Task goal: Only a number is wanted: how many lines in these records contain the word "this"?

Collection entries:

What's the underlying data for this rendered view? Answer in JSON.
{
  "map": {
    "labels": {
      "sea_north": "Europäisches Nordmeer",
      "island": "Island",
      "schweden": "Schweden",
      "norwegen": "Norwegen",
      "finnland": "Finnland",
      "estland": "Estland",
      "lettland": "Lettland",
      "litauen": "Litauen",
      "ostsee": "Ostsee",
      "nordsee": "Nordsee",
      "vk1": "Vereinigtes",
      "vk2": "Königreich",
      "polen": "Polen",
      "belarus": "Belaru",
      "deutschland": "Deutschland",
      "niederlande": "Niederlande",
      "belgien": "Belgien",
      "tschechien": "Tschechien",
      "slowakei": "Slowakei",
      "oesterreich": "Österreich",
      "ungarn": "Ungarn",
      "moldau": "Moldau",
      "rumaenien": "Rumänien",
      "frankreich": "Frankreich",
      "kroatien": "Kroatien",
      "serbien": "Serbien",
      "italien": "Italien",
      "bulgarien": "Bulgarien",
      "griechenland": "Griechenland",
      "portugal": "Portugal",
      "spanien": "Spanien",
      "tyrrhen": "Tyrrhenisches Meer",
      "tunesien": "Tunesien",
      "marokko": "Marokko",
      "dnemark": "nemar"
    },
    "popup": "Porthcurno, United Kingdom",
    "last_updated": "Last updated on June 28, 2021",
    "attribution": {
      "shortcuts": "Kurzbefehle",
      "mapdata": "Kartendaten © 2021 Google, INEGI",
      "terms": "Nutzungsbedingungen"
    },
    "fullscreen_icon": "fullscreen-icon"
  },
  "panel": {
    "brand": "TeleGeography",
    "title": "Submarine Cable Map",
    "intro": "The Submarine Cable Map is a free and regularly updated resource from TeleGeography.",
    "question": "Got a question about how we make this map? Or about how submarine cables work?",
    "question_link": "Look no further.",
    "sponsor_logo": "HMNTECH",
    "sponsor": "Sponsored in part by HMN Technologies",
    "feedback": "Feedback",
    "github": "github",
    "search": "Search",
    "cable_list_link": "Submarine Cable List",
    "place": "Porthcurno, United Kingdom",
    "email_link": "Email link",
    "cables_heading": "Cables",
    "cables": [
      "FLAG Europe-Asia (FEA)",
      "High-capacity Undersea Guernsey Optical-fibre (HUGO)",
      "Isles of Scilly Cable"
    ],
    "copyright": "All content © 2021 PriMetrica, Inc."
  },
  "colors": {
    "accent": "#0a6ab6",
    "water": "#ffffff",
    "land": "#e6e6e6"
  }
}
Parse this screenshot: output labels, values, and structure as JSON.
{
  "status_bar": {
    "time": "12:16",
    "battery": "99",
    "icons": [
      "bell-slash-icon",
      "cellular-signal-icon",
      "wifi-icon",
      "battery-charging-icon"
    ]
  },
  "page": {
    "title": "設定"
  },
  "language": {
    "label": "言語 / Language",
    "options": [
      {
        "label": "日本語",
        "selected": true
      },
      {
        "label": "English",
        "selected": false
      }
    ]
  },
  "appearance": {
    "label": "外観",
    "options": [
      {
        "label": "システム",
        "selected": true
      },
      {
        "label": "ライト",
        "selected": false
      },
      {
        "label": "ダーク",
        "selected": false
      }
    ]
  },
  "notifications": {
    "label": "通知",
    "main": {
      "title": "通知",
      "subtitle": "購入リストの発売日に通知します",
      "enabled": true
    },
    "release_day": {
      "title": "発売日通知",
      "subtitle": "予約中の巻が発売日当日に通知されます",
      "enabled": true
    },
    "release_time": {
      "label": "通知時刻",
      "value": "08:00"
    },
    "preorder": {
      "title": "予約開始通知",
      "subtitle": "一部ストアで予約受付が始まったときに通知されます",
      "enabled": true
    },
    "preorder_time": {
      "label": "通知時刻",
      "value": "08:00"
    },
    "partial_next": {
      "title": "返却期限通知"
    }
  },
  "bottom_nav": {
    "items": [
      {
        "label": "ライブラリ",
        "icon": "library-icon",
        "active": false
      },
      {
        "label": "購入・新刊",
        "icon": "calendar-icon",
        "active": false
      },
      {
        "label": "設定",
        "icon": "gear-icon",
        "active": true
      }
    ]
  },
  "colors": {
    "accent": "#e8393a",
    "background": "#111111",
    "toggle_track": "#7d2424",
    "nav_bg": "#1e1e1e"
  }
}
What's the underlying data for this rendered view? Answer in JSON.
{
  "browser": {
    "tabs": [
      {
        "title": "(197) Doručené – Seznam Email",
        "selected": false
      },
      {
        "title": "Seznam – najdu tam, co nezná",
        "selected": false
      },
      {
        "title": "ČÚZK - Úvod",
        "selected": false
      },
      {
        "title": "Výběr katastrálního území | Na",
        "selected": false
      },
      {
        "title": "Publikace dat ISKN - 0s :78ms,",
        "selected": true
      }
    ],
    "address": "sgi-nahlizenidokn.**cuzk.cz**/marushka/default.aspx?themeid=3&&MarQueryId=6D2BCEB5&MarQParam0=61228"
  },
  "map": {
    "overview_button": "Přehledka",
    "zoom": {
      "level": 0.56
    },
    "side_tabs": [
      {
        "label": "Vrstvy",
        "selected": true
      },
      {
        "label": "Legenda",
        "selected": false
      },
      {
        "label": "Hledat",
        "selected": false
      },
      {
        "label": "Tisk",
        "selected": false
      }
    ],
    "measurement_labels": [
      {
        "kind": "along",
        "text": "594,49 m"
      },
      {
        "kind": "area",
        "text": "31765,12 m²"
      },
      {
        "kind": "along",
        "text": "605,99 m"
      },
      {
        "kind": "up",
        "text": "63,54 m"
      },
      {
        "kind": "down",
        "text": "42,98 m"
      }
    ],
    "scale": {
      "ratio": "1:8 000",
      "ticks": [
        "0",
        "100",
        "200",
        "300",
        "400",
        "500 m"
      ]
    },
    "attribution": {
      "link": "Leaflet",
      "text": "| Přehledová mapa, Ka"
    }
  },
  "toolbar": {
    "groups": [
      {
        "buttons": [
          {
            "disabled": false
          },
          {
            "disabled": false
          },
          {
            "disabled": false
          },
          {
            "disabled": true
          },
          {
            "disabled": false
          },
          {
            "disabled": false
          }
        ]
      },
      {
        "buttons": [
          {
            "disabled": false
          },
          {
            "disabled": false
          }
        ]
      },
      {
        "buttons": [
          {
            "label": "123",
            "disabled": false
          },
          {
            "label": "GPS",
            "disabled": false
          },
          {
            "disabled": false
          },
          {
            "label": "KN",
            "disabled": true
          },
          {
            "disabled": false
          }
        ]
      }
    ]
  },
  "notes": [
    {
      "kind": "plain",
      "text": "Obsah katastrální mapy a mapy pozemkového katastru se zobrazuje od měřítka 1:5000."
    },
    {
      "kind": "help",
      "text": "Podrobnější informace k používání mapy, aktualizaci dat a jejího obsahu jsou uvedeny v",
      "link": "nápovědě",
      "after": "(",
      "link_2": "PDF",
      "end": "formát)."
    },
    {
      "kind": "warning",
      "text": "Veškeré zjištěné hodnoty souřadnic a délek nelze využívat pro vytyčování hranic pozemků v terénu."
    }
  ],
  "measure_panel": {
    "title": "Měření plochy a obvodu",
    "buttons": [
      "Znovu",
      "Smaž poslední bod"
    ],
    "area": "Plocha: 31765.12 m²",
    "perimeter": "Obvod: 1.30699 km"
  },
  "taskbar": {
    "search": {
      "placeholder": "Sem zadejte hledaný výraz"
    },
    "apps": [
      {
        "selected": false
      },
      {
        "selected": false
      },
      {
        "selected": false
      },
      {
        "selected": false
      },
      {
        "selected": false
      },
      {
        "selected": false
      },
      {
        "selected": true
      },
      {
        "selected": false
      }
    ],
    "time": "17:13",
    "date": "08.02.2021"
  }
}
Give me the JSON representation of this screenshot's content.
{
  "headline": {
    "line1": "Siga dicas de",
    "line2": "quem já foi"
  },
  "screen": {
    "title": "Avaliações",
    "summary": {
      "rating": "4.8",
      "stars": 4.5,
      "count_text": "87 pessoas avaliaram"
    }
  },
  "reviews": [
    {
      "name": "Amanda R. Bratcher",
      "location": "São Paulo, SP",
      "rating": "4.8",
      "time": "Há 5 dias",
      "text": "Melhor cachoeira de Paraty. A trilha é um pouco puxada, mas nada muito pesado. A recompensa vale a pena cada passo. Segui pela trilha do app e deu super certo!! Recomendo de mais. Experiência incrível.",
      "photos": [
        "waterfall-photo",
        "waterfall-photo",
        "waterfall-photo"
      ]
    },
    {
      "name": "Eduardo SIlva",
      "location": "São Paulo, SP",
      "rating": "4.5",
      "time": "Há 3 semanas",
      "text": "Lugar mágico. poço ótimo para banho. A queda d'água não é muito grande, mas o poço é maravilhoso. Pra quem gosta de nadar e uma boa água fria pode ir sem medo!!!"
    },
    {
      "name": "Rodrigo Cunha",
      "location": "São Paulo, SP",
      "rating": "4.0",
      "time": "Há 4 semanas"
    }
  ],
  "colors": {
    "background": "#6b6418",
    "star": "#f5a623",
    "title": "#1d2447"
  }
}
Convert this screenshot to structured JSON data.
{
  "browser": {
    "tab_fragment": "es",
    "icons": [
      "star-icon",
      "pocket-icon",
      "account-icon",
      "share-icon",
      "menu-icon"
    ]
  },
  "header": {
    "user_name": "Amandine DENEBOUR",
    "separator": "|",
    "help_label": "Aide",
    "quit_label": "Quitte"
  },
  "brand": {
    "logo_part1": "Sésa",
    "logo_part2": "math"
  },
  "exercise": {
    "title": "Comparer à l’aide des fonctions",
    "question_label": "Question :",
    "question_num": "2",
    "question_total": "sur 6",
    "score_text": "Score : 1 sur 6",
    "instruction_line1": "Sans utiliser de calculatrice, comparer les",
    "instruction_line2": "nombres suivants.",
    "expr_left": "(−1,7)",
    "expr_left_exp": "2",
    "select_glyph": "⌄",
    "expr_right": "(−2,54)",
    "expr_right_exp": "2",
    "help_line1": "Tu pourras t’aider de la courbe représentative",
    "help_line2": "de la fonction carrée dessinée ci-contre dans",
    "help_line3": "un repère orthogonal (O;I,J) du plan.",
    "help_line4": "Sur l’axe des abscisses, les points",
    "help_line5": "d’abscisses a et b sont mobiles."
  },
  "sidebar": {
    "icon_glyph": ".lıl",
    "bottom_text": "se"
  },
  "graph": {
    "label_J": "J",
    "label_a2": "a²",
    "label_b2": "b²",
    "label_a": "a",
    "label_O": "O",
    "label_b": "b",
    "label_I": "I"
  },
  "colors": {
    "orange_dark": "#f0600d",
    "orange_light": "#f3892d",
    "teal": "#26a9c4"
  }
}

Response: 6